Professor Thomas Vesting, Goethe University Frankfurt
In our Meet the Book Author Series, the Journal of Law and Society and the Centre of Law and Society provide first-hand accounts from authors who have recently contributed notable socio-legal books to their respective fields. In this post, we hear from Thomas Vesting, whose new book Subjectivity Transformed: The Cultural Foundation of Liberty in Modernity was published in December 2023 with Wiley.
What is the book about?
The book provides a historically informed reconstruction of the emergence and transformation of legal subjectivity in modernity. To this end, it draws on recent research in cultural studies and institutional theory and focuses on a dimension of the history of legal personhood that has received little attention to date: the practices of liberty instituted in society. Their legitimacy and binding force are based on a vital normativity, a normativity that arises out of the cultural fabric of modern society and not from an autonomous legal normativity. The aim here is to strengthen the argument that the history of legal subjectivity in modernity emerges from processes of self-empowerment, from a subjectivity that frees itself from the bonds of tradition in order to open itself up to the new. In contrast, formal legal protection, the legal person as the bearer of rights guaranteed in liberal declarations and constitutions, presupposes this history of social practices, the incremental processes of an “instituting power.” In other words, the book aims to show that the history of legal subjectivity cannot be separated from the history of subjectivity in modernity – of a subject shaping itself in an environment of liberal social practices.
How did I write it?
In order to illustrate the book’s argument, I focused on the relationships between three personality ideals of the modern creative man – the gentleman, the manager, and homo digitalis – on the one hand, and certain ruptures and upheavals in the developmental history of modernity on the other. Here focus is limited to ruptures and upheavals in the history of knowledge, technologies, and forms of economic organization. The basis of this genealogy is an analysis of the new technical attitude of man towards the world that prevailed in the early modern period. The book goes on to establish a link between the ideal type of gentleman and the British industrial revolution, then a link between the manager and the rise of large companies at the end of the 19th century, and finally between homo digitalis and the dissemination of intelligent computer networks into all areas of contemporary social life. All of these studies show that formal liberal law does not bring the personality and subjectivity of these ideals into being; on the contrary, they arise from the social and cultural conditions that they generate and reflect.
Why did I write it?
In earlier works, I was concerned with demonstrating correlations between the invention and use of new media (such as the technology of printing) and the resulting opportunities they opened up for the evolution of modern liberal law. This was also the point of reference for the reflections made on legal subjectivity. Subjectivity was always spoken of in connection with a culture that was also objectively asserting itself. These considerations ultimately led to a critical examination of the contemporary culture of the personalization of subjectivity: Here the subject frees itself from the constraints of existing forms of life and replaces them with the notion of a self-chosen identity.

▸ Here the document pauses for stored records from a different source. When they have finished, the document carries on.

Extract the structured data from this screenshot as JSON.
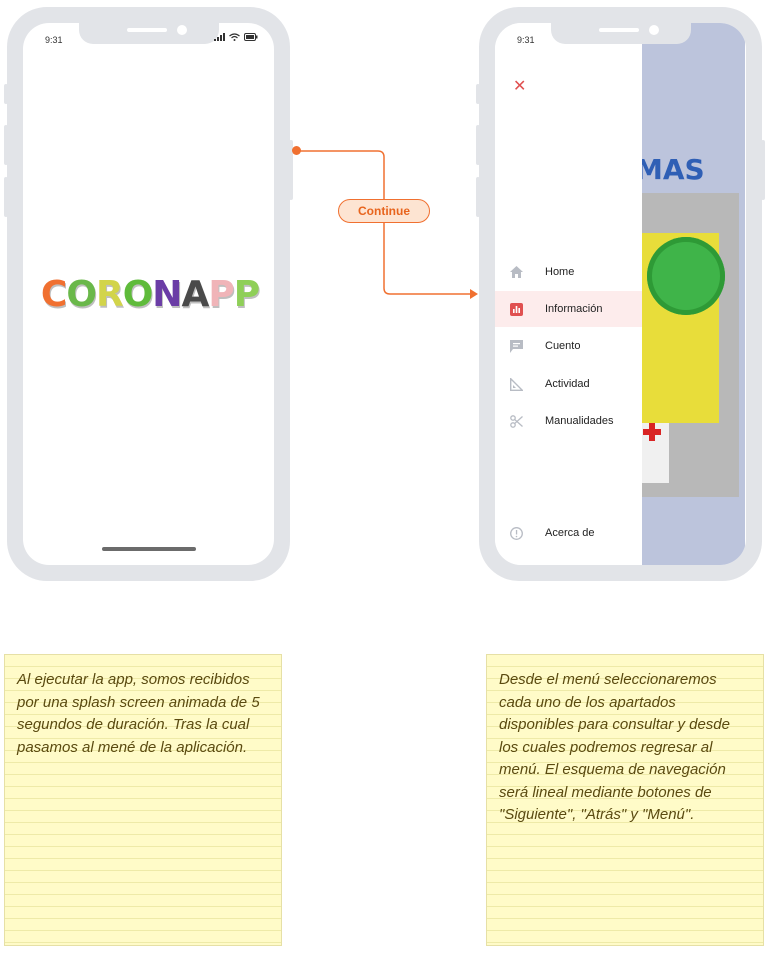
{
  "left_phone": {
    "time": "9:31",
    "logo_letters": [
      {
        "ch": "C",
        "color": "#f07030"
      },
      {
        "ch": "O",
        "color": "#6ab84a"
      },
      {
        "ch": "R",
        "color": "#d2d44a"
      },
      {
        "ch": "O",
        "color": "#5fbb3b"
      },
      {
        "ch": "N",
        "color": "#6b3da6"
      },
      {
        "ch": "A",
        "color": "#4a4a4a"
      },
      {
        "ch": "P",
        "color": "#f0b4b8"
      },
      {
        "ch": "P",
        "color": "#8fcf58"
      }
    ]
  },
  "right_phone": {
    "time": "9:31",
    "close_icon": "close-icon",
    "menu": [
      {
        "label": "Home",
        "icon": "home-icon",
        "active": false
      },
      {
        "label": "Información",
        "icon": "chart-icon",
        "active": true
      },
      {
        "label": "Cuento",
        "icon": "comment-icon",
        "active": false
      },
      {
        "label": "Actividad",
        "icon": "set-square-icon",
        "active": false
      },
      {
        "label": "Manualidades",
        "icon": "scissors-icon",
        "active": false
      },
      {
        "label": "Acerca de",
        "icon": "info-icon",
        "active": false
      }
    ],
    "bg_title": "MAS",
    "accent": "#e05050"
  },
  "flow": {
    "continue_label": "Continue",
    "accent": "#f07030"
  },
  "notes": {
    "left": "Al ejecutar la app, somos recibidos por una splash screen animada de 5 segundos de duración. Tras la cual pasamos al mené de la aplicación.",
    "right": "Desde el menú seleccionaremos cada uno de los apartados disponibles para consultar y desde los cuales podremos regresar al menú. El esquema de navegación será lineal mediante botones de \"Siguiente\", \"Atrás\" y \"Menú\"."
  }
}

The latter includes, not least of all, a search for recognition and a demand for rights, the contents of which the individual intends to determine for itself.
The original plan of my project was to broaden the critique of this peculiar culture of introverted rights, but after some reflection I realized that a critique as such would be insufficient and that I needed to work on a counterproposal instead. This is how the new book came about. Using the example of three personality ideals of the modern creative man, it demonstrates that certain developmental dynamics of modernity are closely linked to specific socially practiced liberties, which permanently feed a self-organising network of social patterns of action, social rules, and conventions, a “living law” that liberal law cannot negate without becoming purely formalistic. Accordingly, the history of the formation and transformation of legal subjectivity in modernity is inextricably linked to the history and culture of Western nations.
However, in order to recognize the creative power of legal subjectivity and its contribution to the formation of a liberal legal culture, one must be prepared to do one thing: Instead of tying the world of law entirely to the political domain, one must open it up to a transdisciplinary search for rewarding scholarly approaches to the social formation of normative structures. Indeed, law itself must be made the object of the evolution of a very specific “modern” culture that carries within itself the spirit of the new.